The world itself is but a large prison, out of which some are daily led to execution.
Once we are destined to live out our lives in the prison of our mind, our duty is to furnish it well.
Nothing can be more abhorrent to democracy than to imprison a person or keep him in prison because he is unpopular. This is really the test of civilization.
Crimes lead one into another; they who are capable of being forgers are capable of being incendiaries.
It was only when I lay there on the rotting prison straw that I sensed within myself the first stirrings of good. Gradually it was disclosed to me that the line separating good and evil passes not between states nor between social classes nor between political parties, but right through every human heart, through all human hearts. And that is why I turn back to the years of my imprisonment and say, sometimes to the astonishment of those about me, bless you, prison, for having been a part of my life.

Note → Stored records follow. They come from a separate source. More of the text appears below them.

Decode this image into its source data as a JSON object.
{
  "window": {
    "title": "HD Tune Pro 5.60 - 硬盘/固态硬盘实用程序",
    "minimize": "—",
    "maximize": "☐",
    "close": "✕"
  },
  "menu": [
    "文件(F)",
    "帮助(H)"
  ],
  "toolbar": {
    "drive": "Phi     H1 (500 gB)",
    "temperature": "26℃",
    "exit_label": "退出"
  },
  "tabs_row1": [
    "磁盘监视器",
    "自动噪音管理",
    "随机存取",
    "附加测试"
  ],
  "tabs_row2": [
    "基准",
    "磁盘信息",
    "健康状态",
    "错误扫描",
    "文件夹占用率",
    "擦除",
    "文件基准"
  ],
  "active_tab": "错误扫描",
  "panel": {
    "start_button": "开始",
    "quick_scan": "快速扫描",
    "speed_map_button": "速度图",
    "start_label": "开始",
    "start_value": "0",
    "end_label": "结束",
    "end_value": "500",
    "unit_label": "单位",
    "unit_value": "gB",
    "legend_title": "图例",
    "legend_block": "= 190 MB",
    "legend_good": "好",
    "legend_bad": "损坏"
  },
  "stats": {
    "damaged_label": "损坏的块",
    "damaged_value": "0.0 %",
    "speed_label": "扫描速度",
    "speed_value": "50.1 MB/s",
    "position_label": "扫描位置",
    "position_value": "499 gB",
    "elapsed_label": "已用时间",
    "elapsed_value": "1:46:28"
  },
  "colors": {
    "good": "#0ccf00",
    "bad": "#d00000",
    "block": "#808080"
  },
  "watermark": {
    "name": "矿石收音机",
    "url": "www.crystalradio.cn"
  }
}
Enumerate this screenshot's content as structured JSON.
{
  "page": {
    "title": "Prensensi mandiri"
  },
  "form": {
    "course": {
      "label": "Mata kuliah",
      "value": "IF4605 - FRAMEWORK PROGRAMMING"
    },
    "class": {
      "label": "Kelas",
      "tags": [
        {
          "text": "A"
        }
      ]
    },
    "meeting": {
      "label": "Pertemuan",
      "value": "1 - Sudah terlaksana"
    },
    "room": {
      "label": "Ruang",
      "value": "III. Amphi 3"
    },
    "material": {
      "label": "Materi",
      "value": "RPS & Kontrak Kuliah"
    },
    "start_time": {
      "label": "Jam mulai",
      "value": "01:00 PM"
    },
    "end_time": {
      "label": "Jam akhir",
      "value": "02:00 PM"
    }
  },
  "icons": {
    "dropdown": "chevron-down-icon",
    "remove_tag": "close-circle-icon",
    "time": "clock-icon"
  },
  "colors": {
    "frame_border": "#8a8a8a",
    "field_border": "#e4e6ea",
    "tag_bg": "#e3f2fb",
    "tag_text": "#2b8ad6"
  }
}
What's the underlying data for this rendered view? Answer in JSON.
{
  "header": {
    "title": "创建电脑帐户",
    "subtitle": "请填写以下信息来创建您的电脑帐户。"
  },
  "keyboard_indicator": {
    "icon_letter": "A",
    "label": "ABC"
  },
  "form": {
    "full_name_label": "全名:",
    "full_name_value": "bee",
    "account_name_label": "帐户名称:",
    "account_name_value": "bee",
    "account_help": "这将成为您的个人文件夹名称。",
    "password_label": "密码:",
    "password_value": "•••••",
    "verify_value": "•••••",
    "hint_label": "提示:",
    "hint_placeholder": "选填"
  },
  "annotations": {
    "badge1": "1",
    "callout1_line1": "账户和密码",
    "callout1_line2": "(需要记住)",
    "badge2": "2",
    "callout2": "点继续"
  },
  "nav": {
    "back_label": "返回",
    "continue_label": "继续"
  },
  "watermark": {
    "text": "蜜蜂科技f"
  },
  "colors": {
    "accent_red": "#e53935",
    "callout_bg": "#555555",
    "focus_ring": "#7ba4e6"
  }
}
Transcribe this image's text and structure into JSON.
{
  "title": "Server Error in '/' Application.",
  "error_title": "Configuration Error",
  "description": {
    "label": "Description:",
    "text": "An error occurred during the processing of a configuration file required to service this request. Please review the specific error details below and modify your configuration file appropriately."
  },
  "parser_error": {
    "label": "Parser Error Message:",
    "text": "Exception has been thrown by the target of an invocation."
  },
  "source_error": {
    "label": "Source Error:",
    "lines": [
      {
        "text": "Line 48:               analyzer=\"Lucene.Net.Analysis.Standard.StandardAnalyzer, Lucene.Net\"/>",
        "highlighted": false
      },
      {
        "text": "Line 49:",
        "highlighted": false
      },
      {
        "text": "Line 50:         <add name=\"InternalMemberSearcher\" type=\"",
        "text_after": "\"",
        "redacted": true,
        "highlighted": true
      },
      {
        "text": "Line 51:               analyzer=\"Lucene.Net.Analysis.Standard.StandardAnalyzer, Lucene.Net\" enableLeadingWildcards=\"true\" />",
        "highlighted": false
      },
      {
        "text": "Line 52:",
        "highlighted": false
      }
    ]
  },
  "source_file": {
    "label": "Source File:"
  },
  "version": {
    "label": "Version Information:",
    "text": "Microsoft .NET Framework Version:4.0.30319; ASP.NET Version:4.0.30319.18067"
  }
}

The worst of prison life, he thought, was not being able to close his door.
If you strike at, imprison, or kill us, out of our prisons or graves we will still evoke a spirit that will thwart you, and perhaps, raise a force that will destroy you! We defy you! Do your worst!
Care should be taken that the punishment does not exceed the guilt; and also that some men do not suffer for offenses for which others are not even indicted.
It is impossible to go through life without trust: That is to be imprisoned in the worst cell of all, oneself.
Overlook our deeds, since you know that crime was absent from our inclination.
What restrains us from killing is partly fear of punishment, partly moral scruple, and partly what may be described as a sense of humor.
Kill a man, and you are an assassin. Kill millions of men, and you are a conqueror. Kill everyone, and you are a God.
When I was in prison, I was wrapped up in all those deep books. That Tolstoy crap - people shouldn't read that stuff.
They're not supposed to show prison films in prison. Especially ones that are about escaping.
If it's near dinner-time, the foreman takes out his watch when the jury has retired, and says: "Dear me, gentlemen, ten minutes to five, I declare! I dine at five, gentlemen." "So do I," says everybody else, except two men who ought to have dined at three and seem more than half disposed to stand out in consequence. The foreman smiles, and puts up his watch:--"Well, gentlemen, what do we say, plaintiff or defendant, gentlemen?